People aren't the only animals who know when they've gotten a raw deal. So do monkeys and chimpanzees, according to some clever experiments concluded recently at the Yerkes National Primate Research Center in Atlanta. The findings provide insight into how social environment and relationships sway human decision making, reports Sarah F. Brosnan, who conducted the studies with Frans de Waal at the center.

That nonhuman primates react to social unfairness suggests that such judgment is deeply rooted in evolution. In one experiment, Brosnan and de Waal gave female capuchin monkeys granite pebbles and asked them to hand the pebbles back to the researcher. Capuchins that did so received a sliver of cucumber. The monkeys completed the exchanges 95 percent of the time.

When scientists upped the reward to a coveted grape and gave it only to certain monkeys, the short-changed primates became less cooperative. Their apparent sense of inequity grew much more pronounced when the favored monkeys did not even have to perform a task for a grape; some of the offended animals refused to hand over the pebble or threw their measly cucumber at the researcher.

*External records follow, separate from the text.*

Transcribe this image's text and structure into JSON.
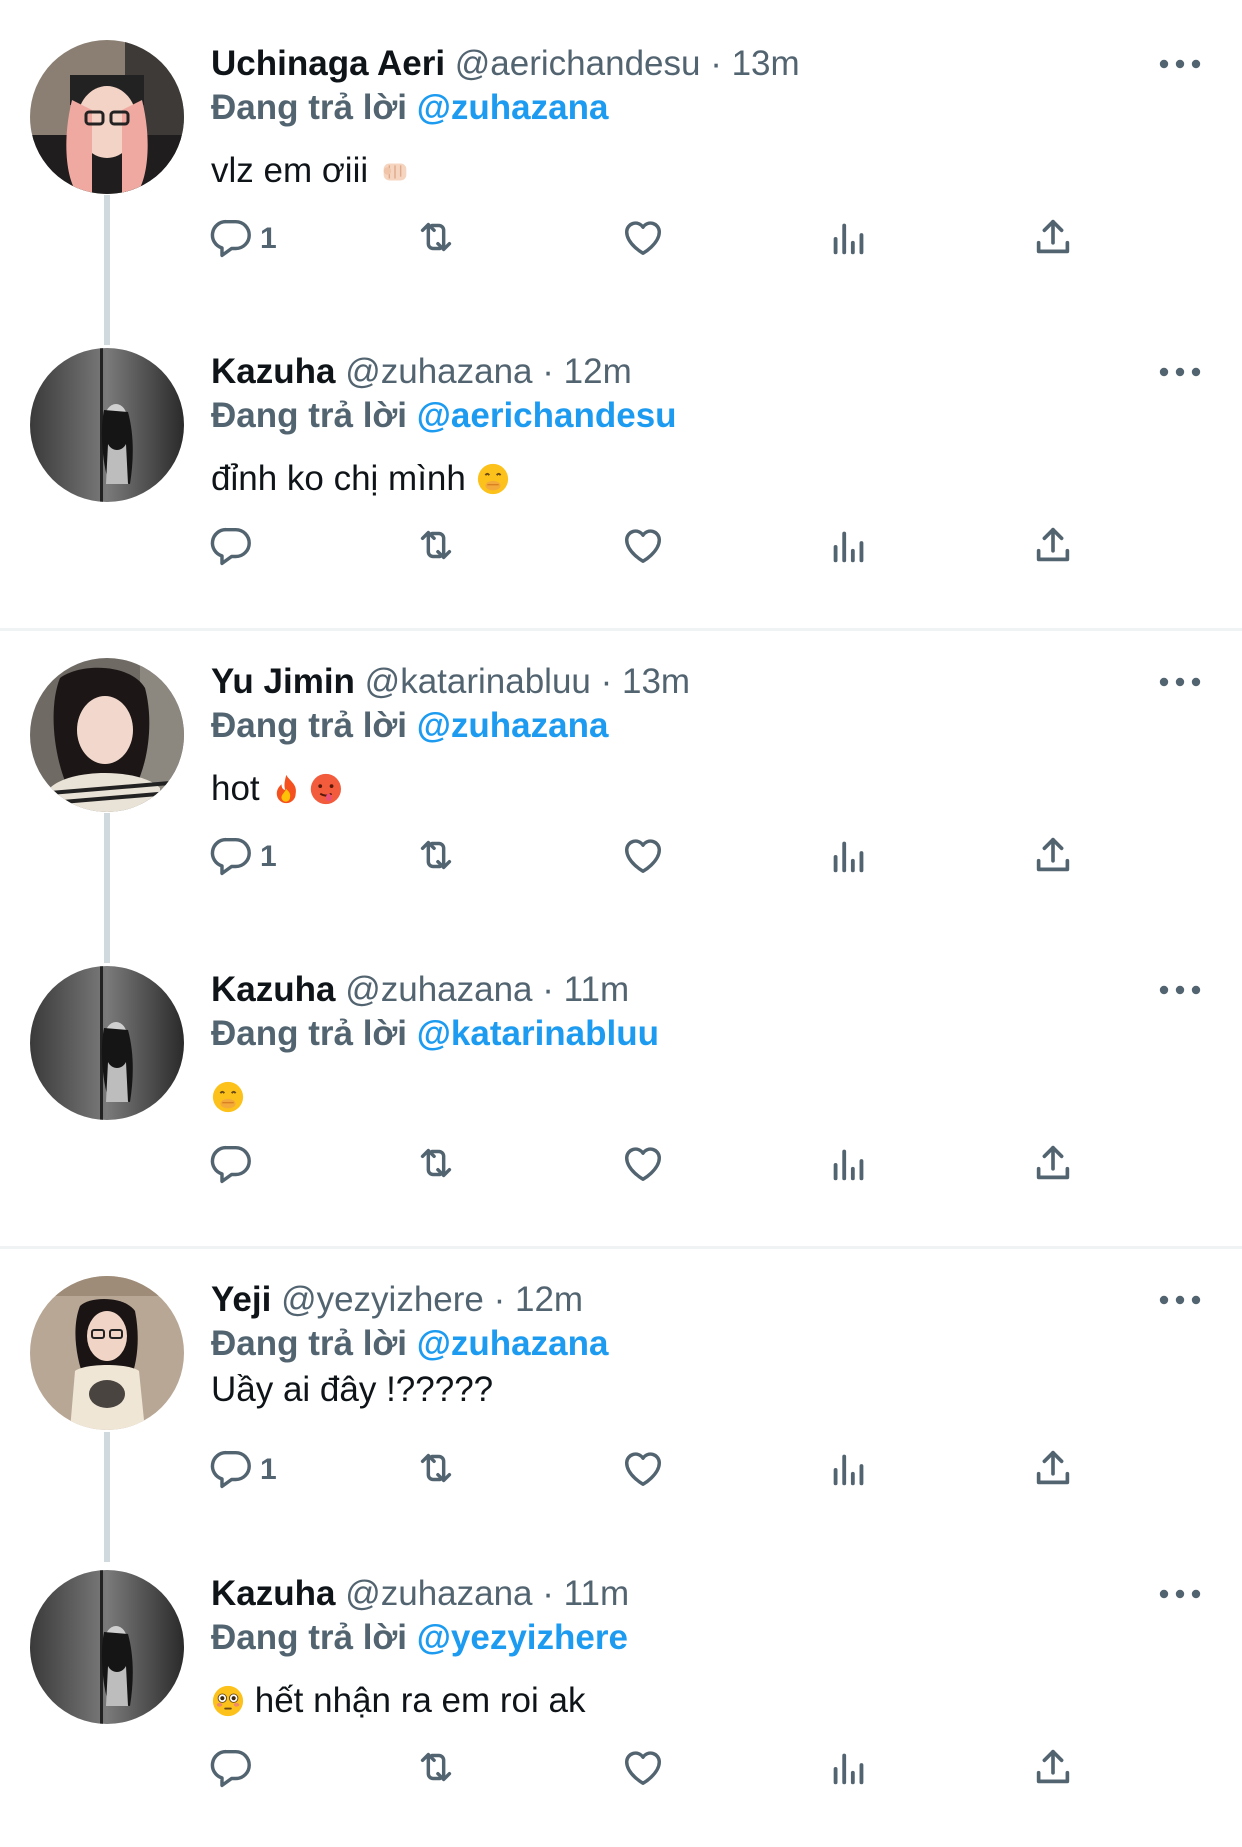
{
  "colors": {
    "accent": "#1d9bf0",
    "muted": "#536471",
    "text": "#0f1419",
    "line": "#cfd9de"
  },
  "reply_prefix": "Đang trả lời",
  "icons": [
    "reply-icon",
    "retweet-icon",
    "like-icon",
    "views-icon",
    "share-icon",
    "more-icon"
  ],
  "tweets": [
    {
      "name": "Uchinaga Aeri",
      "handle": "@aerichandesu",
      "time": "· 13m",
      "reply_to": "@zuhazana",
      "text": "vlz em ơiii",
      "emoji": "fist-bump-emoji",
      "reply_count": "1",
      "avatar": "aeri-avatar"
    },
    {
      "name": "Kazuha",
      "handle": "@zuhazana",
      "time": "· 12m",
      "reply_to": "@aerichandesu",
      "text": "đỉnh ko chị mình",
      "emoji": "hand-over-mouth-emoji",
      "reply_count": "",
      "avatar": "kazuha-avatar"
    },
    {
      "name": "Yu Jimin",
      "handle": "@katarinabluu",
      "time": "· 13m",
      "reply_to": "@zuhazana",
      "text": "hot",
      "emoji": "fire-hot-face-emoji",
      "reply_count": "1",
      "avatar": "jimin-avatar"
    },
    {
      "name": "Kazuha",
      "handle": "@zuhazana",
      "time": "· 11m",
      "reply_to": "@katarinabluu",
      "text": "",
      "emoji": "hand-over-mouth-emoji",
      "reply_count": "",
      "avatar": "kazuha-avatar"
    },
    {
      "name": "Yeji",
      "handle": "@yezyizhere",
      "time": "· 12m",
      "reply_to": "@zuhazana",
      "text": "Uầy ai đây !?????",
      "emoji": "",
      "reply_count": "1",
      "avatar": "yeji-avatar"
    },
    {
      "name": "Kazuha",
      "handle": "@zuhazana",
      "time": "· 11m",
      "reply_to": "@yezyizhere",
      "text": "hết nhận ra em roi ak",
      "emoji": "flushed-face-emoji",
      "reply_count": "",
      "avatar": "kazuha-avatar"
    }
  ]
}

Social relationships can temper dissatisfaction, however. In a separate study, chimpanzees that had been raised together and lived with one another for 30 years displayed no frustration when unequal rewards were given. But chimps that had met only as adults and lived together for eight years still became agitated at inequity. Brosnan says these reactions closely parallel human behavior. People are more likely, for example, to respond negatively to an unfair situation involving a stranger than they are with good friends or spouses.